Earlier this week the OWS community sought to celebrate the six month anniversary of the occupation in Zuccotti Park (also known as Liberty Plaza).  The response by the NYPD was violent and it lead to mass arrests and the illegal re-fencing of the Privately-Owned Public Space.

The Village Voice took the occasion to echo a previous article on #whOWNSpace's efforts at Zuccotti Park and ask the question: "Was Zuccotti Park Legally Allowed To Be Closed This Weekend?" Legal experts quoted agreed; it was not. However, many of you again took time to contact the NYC Department of Buildings (DOB) and the barricades -- belonging to private security -- came off soon after.

While the barricades around Zuccotti have been removed; they are stored in the corner of the plaza, and we are monitoring the DOB's response to a complaint that such storage is not in the approved plans for the public plaza.

The Chase Manhattan Plaza, however, is still fenced. In "Fences Are Still Up -- What's Going On At Chase Manhattan Plaza?, the Village Voice reports:
There's now work going on at Chase Manhattan Plaza. At least, that's the impression you'd get from the handful of flagstones that have been torn up from the plaza and surrounded by orange safety cones. But in the weeks since this apparent work began, there hasn't been much working to be seen. Most days, behind the fences, the plaza is as deserted and silent as it has been since September 15.
Concerned New Yorker and Department of Buildings expert Richard Nagan, an agent of Nagan Ex, Inc., decided to find out what the scope of the approved work was – just how long could we anticipate this favorite spring and summer hang out would be off limits? But his request for the plans was met with a blanket denial by the DOB. The plans would not be made available unless Nagan got the permission of the building owners.
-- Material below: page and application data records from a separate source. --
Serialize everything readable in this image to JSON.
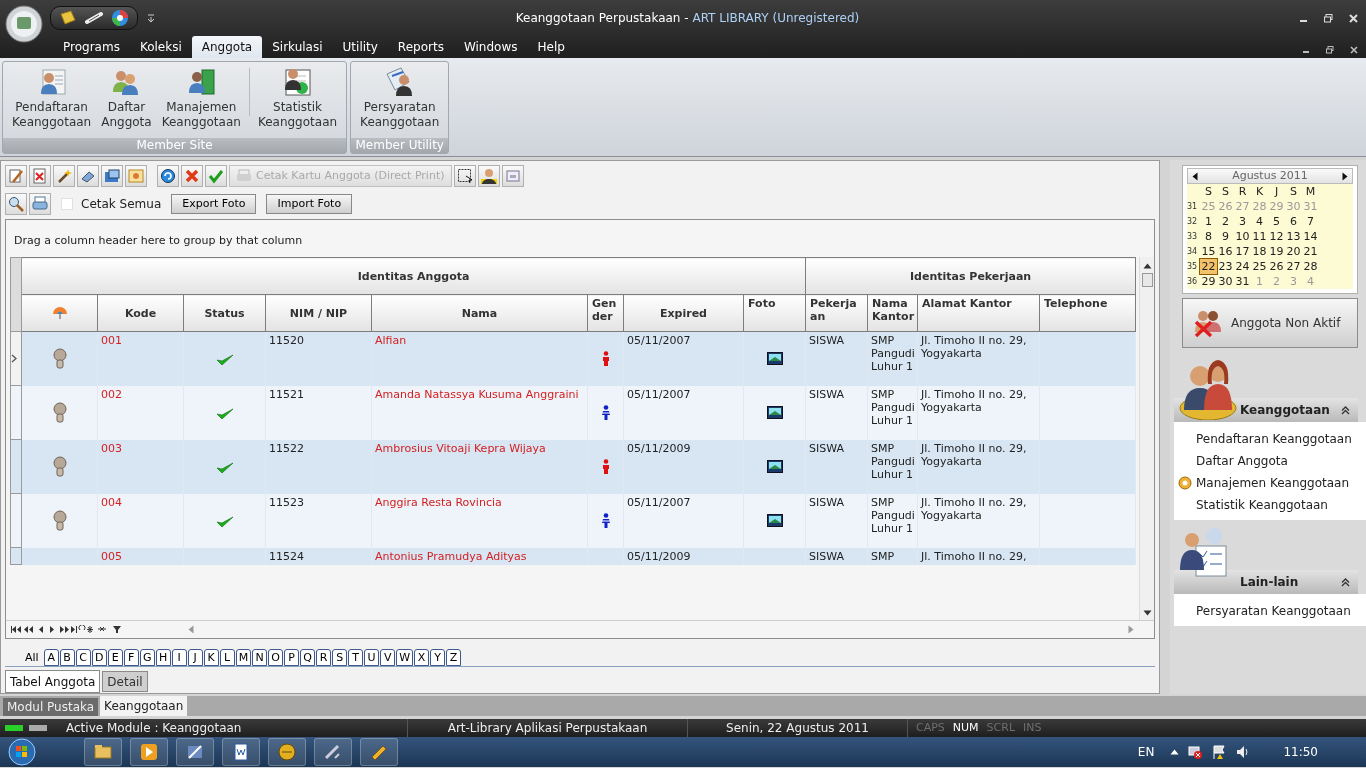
{
  "window": {
    "title": "Keanggotaan Perpustakaan -",
    "app_name": "ART LIBRARY (Unregistered)"
  },
  "menu": [
    {
      "label": "Programs",
      "selected": false
    },
    {
      "label": "Koleksi",
      "selected": false
    },
    {
      "label": "Anggota",
      "selected": true
    },
    {
      "label": "Sirkulasi",
      "selected": false
    },
    {
      "label": "Utility",
      "selected": false
    },
    {
      "label": "Reports",
      "selected": false
    },
    {
      "label": "Windows",
      "selected": false
    },
    {
      "label": "Help",
      "selected": false
    }
  ],
  "ribbon": {
    "groups": [
      {
        "caption": "Member Site",
        "buttons": [
          {
            "label": "Pendaftaran\nKeanggotaan",
            "kind": "registration"
          },
          {
            "label": "Daftar\nAnggota",
            "kind": "list"
          },
          {
            "label": "Manajemen\nKeanggotaan",
            "kind": "management"
          },
          {
            "label": "Statistik\nKeanggotaan",
            "kind": "statistics"
          }
        ]
      },
      {
        "caption": "Member Utility",
        "buttons": [
          {
            "label": "Persyaratan\nKeanggotaan",
            "kind": "requirements"
          }
        ]
      }
    ]
  },
  "toolbar": {
    "print_card": {
      "label": "Cetak Kartu Anggota (Direct Print)",
      "disabled": true
    },
    "print_all": {
      "label": "Cetak Semua",
      "checked": false
    },
    "buttons": [
      "Export Foto",
      "Import Foto"
    ]
  },
  "grid": {
    "group_hint": "Drag a column header here to group by that column",
    "bands": [
      "Identitas Anggota",
      "Identitas Pekerjaan"
    ],
    "columns": [
      "Kode",
      "Status",
      "NIM / NIP",
      "Nama",
      "Gender",
      "Expired",
      "Foto",
      "Pekerjaan",
      "Nama Kantor",
      "Alamat Kantor",
      "Telephone"
    ],
    "rows": [
      {
        "selected": true,
        "kode": "001",
        "active": true,
        "nim": "11520",
        "nama": "Alfian",
        "female": true,
        "expired": "05/11/2007",
        "has_photo": true,
        "pekerjaan": "SISWA",
        "nama_kantor": "SMP Pangudi Luhur 1",
        "alamat": "Jl. Timoho II no. 29, Yogyakarta"
      },
      {
        "selected": false,
        "kode": "002",
        "active": true,
        "nim": "11521",
        "nama": "Amanda Natassya Kusuma Anggraini",
        "female": false,
        "expired": "05/11/2007",
        "has_photo": true,
        "pekerjaan": "SISWA",
        "nama_kantor": "SMP Pangudi Luhur 1",
        "alamat": "Jl. Timoho II no. 29, Yogyakarta"
      },
      {
        "selected": false,
        "kode": "003",
        "active": true,
        "nim": "11522",
        "nama": "Ambrosius Vitoaji Kepra Wijaya",
        "female": true,
        "expired": "05/11/2009",
        "has_photo": true,
        "pekerjaan": "SISWA",
        "nama_kantor": "SMP Pangudi Luhur 1",
        "alamat": "Jl. Timoho II no. 29, Yogyakarta"
      },
      {
        "selected": false,
        "kode": "004",
        "active": true,
        "nim": "11523",
        "nama": "Anggira Resta Rovincia",
        "female": false,
        "expired": "05/11/2007",
        "has_photo": true,
        "pekerjaan": "SISWA",
        "nama_kantor": "SMP Pangudi Luhur 1",
        "alamat": "Jl. Timoho II no. 29, Yogyakarta"
      },
      {
        "selected": false,
        "kode": "005",
        "active": false,
        "nim": "11524",
        "nama": "Antonius Pramudya Adityas",
        "has_photo": false,
        "expired": "05/11/2009",
        "pekerjaan": "SISWA",
        "nama_kantor": "SMP",
        "alamat": "Jl. Timoho II no. 29,"
      }
    ]
  },
  "alphabet": [
    {
      "label": "All",
      "selected": true
    },
    {
      "label": "A",
      "selected": false
    },
    {
      "label": "B",
      "selected": false
    },
    {
      "label": "C",
      "selected": false
    },
    {
      "label": "D",
      "selected": false
    },
    {
      "label": "E",
      "selected": false
    },
    {
      "label": "F",
      "selected": false
    },
    {
      "label": "G",
      "selected": false
    },
    {
      "label": "H",
      "selected": false
    },
    {
      "label": "I",
      "selected": false
    },
    {
      "label": "J",
      "selected": false
    },
    {
      "label": "K",
      "selected": false
    },
    {
      "label": "L",
      "selected": false
    },
    {
      "label": "M",
      "selected": false
    },
    {
      "label": "N",
      "selected": false
    },
    {
      "label": "O",
      "selected": false
    },
    {
      "label": "P",
      "selected": false
    },
    {
      "label": "Q",
      "selected": false
    },
    {
      "label": "R",
      "selected": false
    },
    {
      "label": "S",
      "selected": false
    },
    {
      "label": "T",
      "selected": false
    },
    {
      "label": "U",
      "selected": false
    },
    {
      "label": "V",
      "selected": false
    },
    {
      "label": "W",
      "selected": false
    },
    {
      "label": "X",
      "selected": false
    },
    {
      "label": "Y",
      "selected": false
    },
    {
      "label": "Z",
      "selected": false
    }
  ],
  "view_tabs": [
    {
      "label": "Tabel Anggota",
      "selected": true
    },
    {
      "label": "Detail",
      "selected": false
    }
  ],
  "calendar": {
    "month": "Agustus 2011",
    "weekdays": [
      "S",
      "S",
      "R",
      "K",
      "J",
      "S",
      "M"
    ],
    "weeks": [
      {
        "number": "31",
        "days": [
          {
            "day": "25",
            "muted": true,
            "selected": false
          },
          {
            "day": "26",
            "muted": true,
            "selected": false
          },
          {
            "day": "27",
            "muted": true,
            "selected": false
          },
          {
            "day": "28",
            "muted": true,
            "selected": false
          },
          {
            "day": "29",
            "muted": true,
            "selected": false
          },
          {
            "day": "30",
            "muted": true,
            "selected": false
          },
          {
            "day": "31",
            "muted": true,
            "selected": false
          }
        ]
      },
      {
        "number": "32",
        "days": [
          {
            "day": "1",
            "muted": false,
            "selected": false
          },
          {
            "day": "2",
            "muted": false,
            "selected": false
          },
          {
            "day": "3",
            "muted": false,
            "selected": false
          },
          {
            "day": "4",
            "muted": false,
            "selected": false
          },
          {
            "day": "5",
            "muted": false,
            "selected": false
          },
          {
            "day": "6",
            "muted": false,
            "selected": false
          },
          {
            "day": "7",
            "muted": false,
            "selected": false
          }
        ]
      },
      {
        "number": "33",
        "days": [
          {
            "day": "8",
            "muted": false,
            "selected": false
          },
          {
            "day": "9",
            "muted": false,
            "selected": false
          },
          {
            "day": "10",
            "muted": false,
            "selected": false
          },
          {
            "day": "11",
            "muted": false,
            "selected": false
          },
          {
            "day": "12",
            "muted": false,
            "selected": false
          },
          {
            "day": "13",
            "muted": false,
            "selected": false
          },
          {
            "day": "14",
            "muted": false,
            "selected": false
          }
        ]
      },
      {
        "number": "34",
        "days": [
          {
            "day": "15",
            "muted": false,
            "selected": false
          },
          {
            "day": "16",
            "muted": false,
            "selected": false
          },
          {
            "day": "17",
            "muted": false,
            "selected": false
          },
          {
            "day": "18",
            "muted": false,
            "selected": false
          },
          {
            "day": "19",
            "muted": false,
            "selected": false
          },
          {
            "day": "20",
            "muted": false,
            "selected": false
          },
          {
            "day": "21",
            "muted": false,
            "selected": false
          }
        ]
      },
      {
        "number": "35",
        "days": [
          {
            "day": "22",
            "muted": false,
            "selected": true
          },
          {
            "day": "23",
            "muted": false,
            "selected": false
          },
          {
            "day": "24",
            "muted": false,
            "selected": false
          },
          {
            "day": "25",
            "muted": false,
            "selected": false
          },
          {
            "day": "26",
            "muted": false,
            "selected": false
          },
          {
            "day": "27",
            "muted": false,
            "selected": false
          },
          {
            "day": "28",
            "muted": false,
            "selected": false
          }
        ]
      },
      {
        "number": "36",
        "days": [
          {
            "day": "29",
            "muted": false,
            "selected": false
          },
          {
            "day": "30",
            "muted": false,
            "selected": false
          },
          {
            "day": "31",
            "muted": false,
            "selected": false
          },
          {
            "day": "1",
            "muted": true,
            "selected": false
          },
          {
            "day": "2",
            "muted": true,
            "selected": false
          },
          {
            "day": "3",
            "muted": true,
            "selected": false
          },
          {
            "day": "4",
            "muted": true,
            "selected": false
          }
        ]
      }
    ]
  },
  "inactive_button": "Anggota Non Aktif",
  "side_groups": [
    {
      "title": "Keanggotaan",
      "kind": "members",
      "expanded": true,
      "items": [
        {
          "label": "Pendaftaran Keanggotaan",
          "selected": false
        },
        {
          "label": "Daftar Anggota",
          "selected": false
        },
        {
          "label": "Manajemen Keanggotaan",
          "selected": true
        },
        {
          "label": "Statistik Keanggotaan",
          "selected": false
        }
      ]
    },
    {
      "title": "Lain-lain",
      "kind": "other",
      "expanded": true,
      "items": [
        {
          "label": "Persyaratan Keanggotaan",
          "selected": false
        }
      ]
    }
  ],
  "module_tabs": [
    {
      "label": "Modul Pustaka",
      "selected": false
    },
    {
      "label": "Keanggotaan",
      "selected": true
    }
  ],
  "status_bar": {
    "module": "Active Module : Keanggotaan",
    "app": "Art-Library Aplikasi Perpustakaan",
    "date": "Senin, 22 Agustus 2011",
    "keys": [
      {
        "label": "CAPS",
        "on": false
      },
      {
        "label": "NUM",
        "on": true
      },
      {
        "label": "SCRL",
        "on": false
      },
      {
        "label": "INS",
        "on": false
      }
    ]
  },
  "taskbar": {
    "language": "EN",
    "time": "11:50"
  }
}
The DOB claimed disclosing plans for surface waterproofing work without permission from Chase, the bank that has been keeping the public off the plaza for the last six months, would somehow be a danger to life or safety.  
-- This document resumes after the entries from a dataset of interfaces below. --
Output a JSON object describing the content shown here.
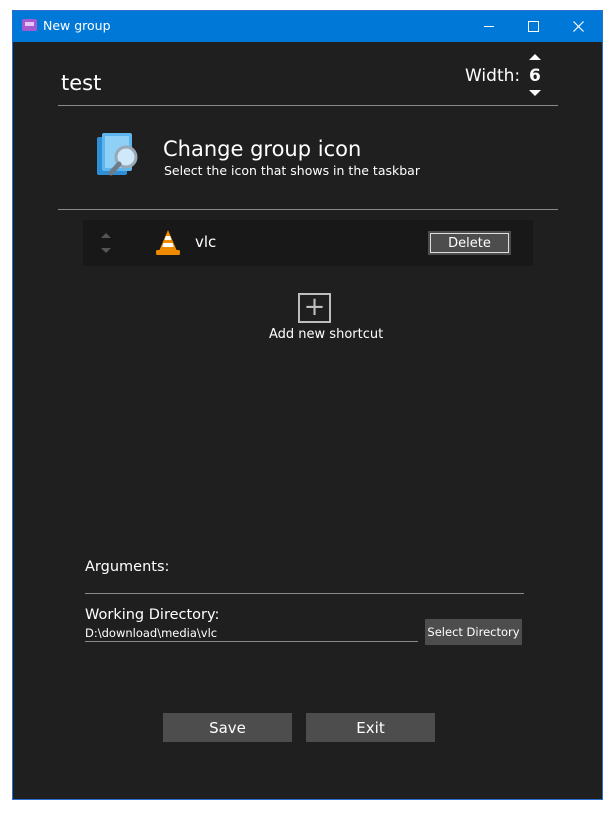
{
  "titlebar": {
    "title": "New group",
    "app_icon": "app-icon",
    "minimize_icon": "minimize-icon",
    "maximize_icon": "maximize-icon",
    "close_icon": "close-icon",
    "accent": "#0078d7"
  },
  "group": {
    "name": "test",
    "width_label": "Width:",
    "width_value": "6"
  },
  "icon_section": {
    "title": "Change group icon",
    "subtitle": "Select the icon that shows in the taskbar",
    "icon": "group-icon"
  },
  "shortcuts": [
    {
      "name": "vlc",
      "icon": "vlc-icon",
      "delete_label": "Delete"
    }
  ],
  "add_shortcut": {
    "label": "Add new shortcut",
    "icon": "plus-icon"
  },
  "details": {
    "arguments_label": "Arguments:",
    "arguments_value": "",
    "working_dir_label": "Working Directory:",
    "working_dir_value": "D:\\download\\media\\vlc",
    "select_dir_label": "Select Directory"
  },
  "footer": {
    "save_label": "Save",
    "exit_label": "Exit"
  },
  "colors": {
    "background": "#1f1f1f",
    "button": "#4d4d4d",
    "row": "#181818",
    "text": "#ffffff"
  }
}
Yesterday, Nagan Ex., Inc., represented by Rankin & Taylor, PLLC and supported by #whOWNSpace, filed a Freedom of Information lawsuit in New York Supreme Court for disclosure of the plans.

For more information please see:
#whOWNSpace Press Release
Activists Sue Department of Buildings to Force Disclosure of Approved Plans for Stalled Construction Work

Richard Nagan v. New York Department of Buildings
Freedom of Information lawsuit

03.27.2012 UPDATE
In The Village Voice:

JP Morgan Chase's Life-And-Death Secret Waterproofing Plan
​The ongoing fight to reopen Chase Manhattan Plaza in the Financial District has taken a strange turn. The nation's biggest bank has undertaken a (possibly imaginary) waterproofing repair project in the plaza. But this is no ordinary (possibly imaginary) waterproofing repair project; this one is so critical, so high-stakes, that the NYPD and the Buildings Department say details of the plan must be kept top secret, because people lives are on the line... read more